** Given data **
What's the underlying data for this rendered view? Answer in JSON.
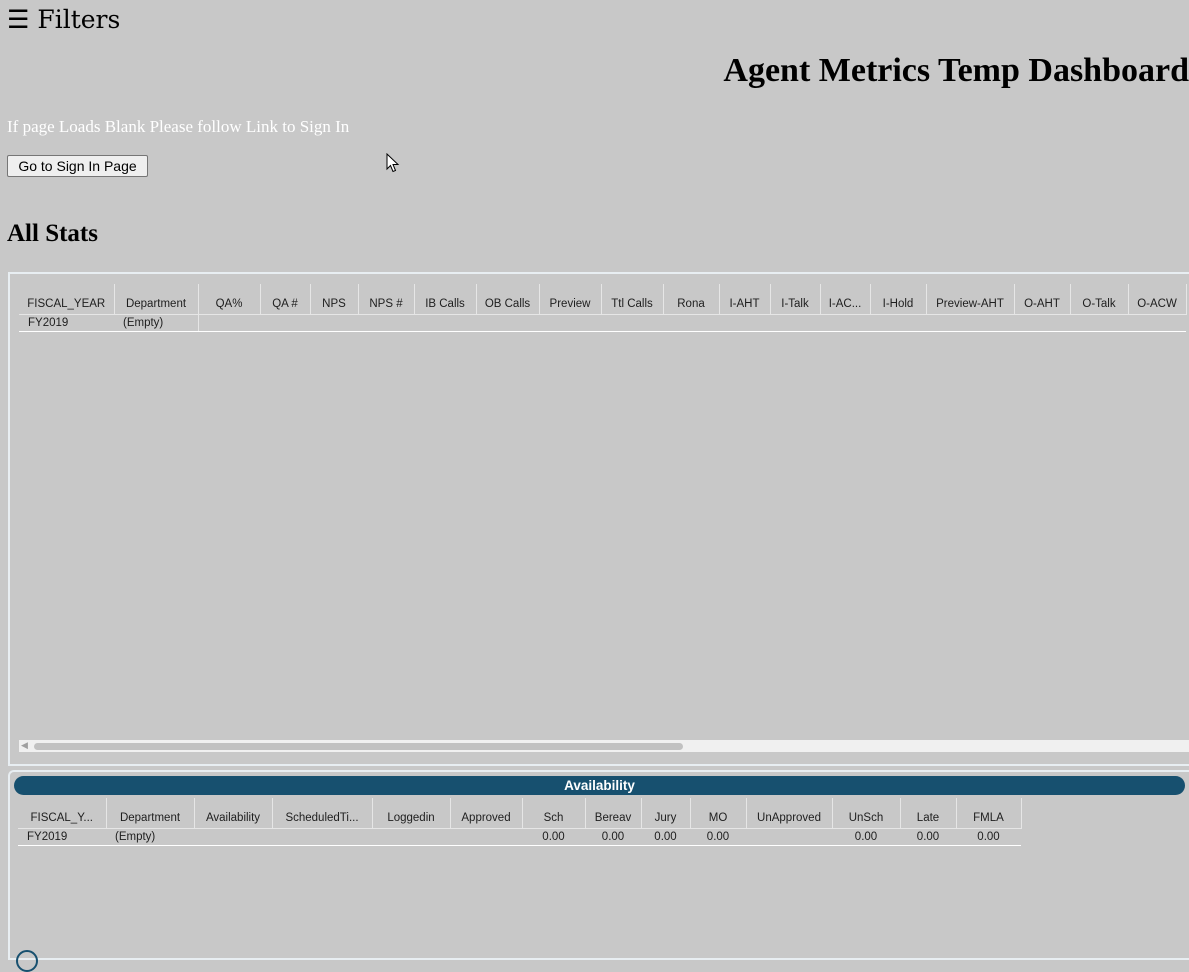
{
  "filters": {
    "icon": "☰",
    "label": "Filters"
  },
  "title": "Agent Metrics Temp Dashboard",
  "sign_in": {
    "note": "If page Loads Blank Please follow Link to Sign In",
    "button": "Go to Sign In Page"
  },
  "all_stats": {
    "title": "All Stats",
    "columns": [
      "FISCAL_YEAR",
      "Department",
      "QA%",
      "QA #",
      "NPS",
      "NPS #",
      "IB Calls",
      "OB Calls",
      "Preview",
      "Ttl Calls",
      "Rona",
      "I-AHT",
      "I-Talk",
      "I-AC...",
      "I-Hold",
      "Preview-AHT",
      "O-AHT",
      "O-Talk",
      "O-ACW"
    ],
    "rows": [
      [
        "FY2019",
        "(Empty)",
        "",
        "",
        "",
        "",
        "",
        "",
        "",
        "",
        "",
        "",
        "",
        "",
        "",
        "",
        "",
        "",
        ""
      ]
    ]
  },
  "availability": {
    "title": "Availability",
    "columns": [
      "FISCAL_Y...",
      "Department",
      "Availability",
      "ScheduledTi...",
      "Loggedin",
      "Approved",
      "Sch",
      "Bereav",
      "Jury",
      "MO",
      "UnApproved",
      "UnSch",
      "Late",
      "FMLA"
    ],
    "rows": [
      [
        "FY2019",
        "(Empty)",
        "",
        "",
        "",
        "",
        "0.00",
        "0.00",
        "0.00",
        "0.00",
        "",
        "0.00",
        "0.00",
        "0.00"
      ]
    ]
  }
}
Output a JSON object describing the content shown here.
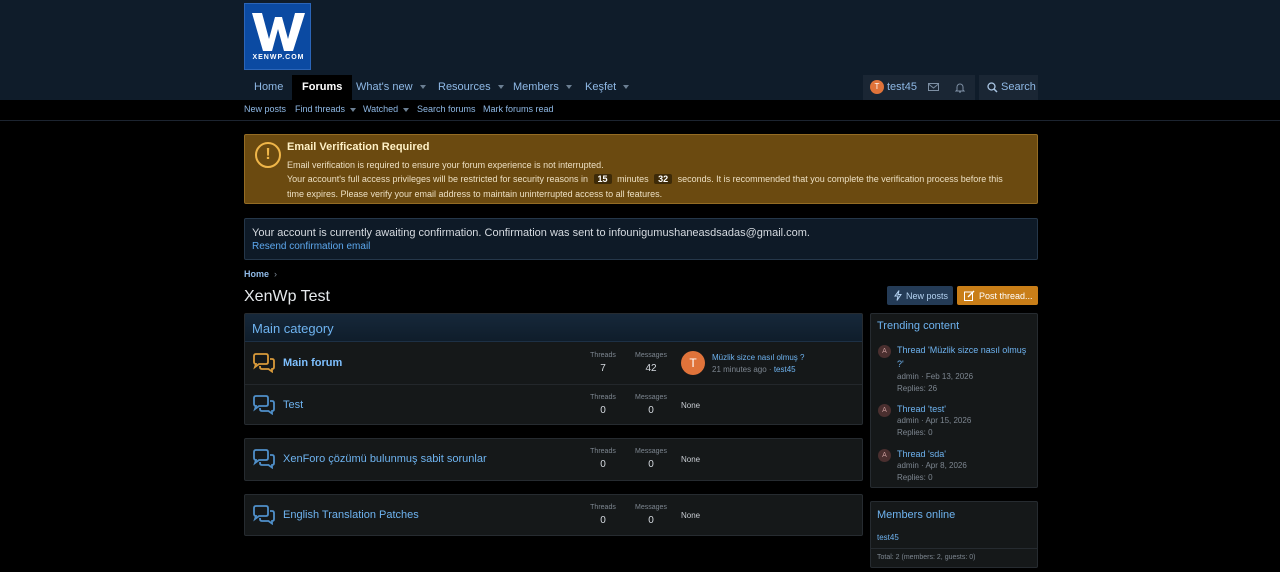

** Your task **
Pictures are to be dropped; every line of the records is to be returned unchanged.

** The completed task **
What's the underlying data for this rendered view? Answer in JSON.
{
  "filters": {
    "icon": "☰",
    "label": "Filters"
  },
  "title": "Agent Metrics Temp Dashboard",
  "sign_in": {
    "note": "If page Loads Blank Please follow Link to Sign In",
    "button": "Go to Sign In Page"
  },
  "all_stats": {
    "title": "All Stats",
    "columns": [
      "FISCAL_YEAR",
      "Department",
      "QA%",
      "QA #",
      "NPS",
      "NPS #",
      "IB Calls",
      "OB Calls",
      "Preview",
      "Ttl Calls",
      "Rona",
      "I-AHT",
      "I-Talk",
      "I-AC...",
      "I-Hold",
      "Preview-AHT",
      "O-AHT",
      "O-Talk",
      "O-ACW"
    ],
    "rows": [
      [
        "FY2019",
        "(Empty)",
        "",
        "",
        "",
        "",
        "",
        "",
        "",
        "",
        "",
        "",
        "",
        "",
        "",
        "",
        "",
        "",
        ""
      ]
    ]
  },
  "availability": {
    "title": "Availability",
    "columns": [
      "FISCAL_Y...",
      "Department",
      "Availability",
      "ScheduledTi...",
      "Loggedin",
      "Approved",
      "Sch",
      "Bereav",
      "Jury",
      "MO",
      "UnApproved",
      "UnSch",
      "Late",
      "FMLA"
    ],
    "rows": [
      [
        "FY2019",
        "(Empty)",
        "",
        "",
        "",
        "",
        "0.00",
        "0.00",
        "0.00",
        "0.00",
        "",
        "0.00",
        "0.00",
        "0.00"
      ]
    ]
  }
}
Output a JSON object describing the content shown here.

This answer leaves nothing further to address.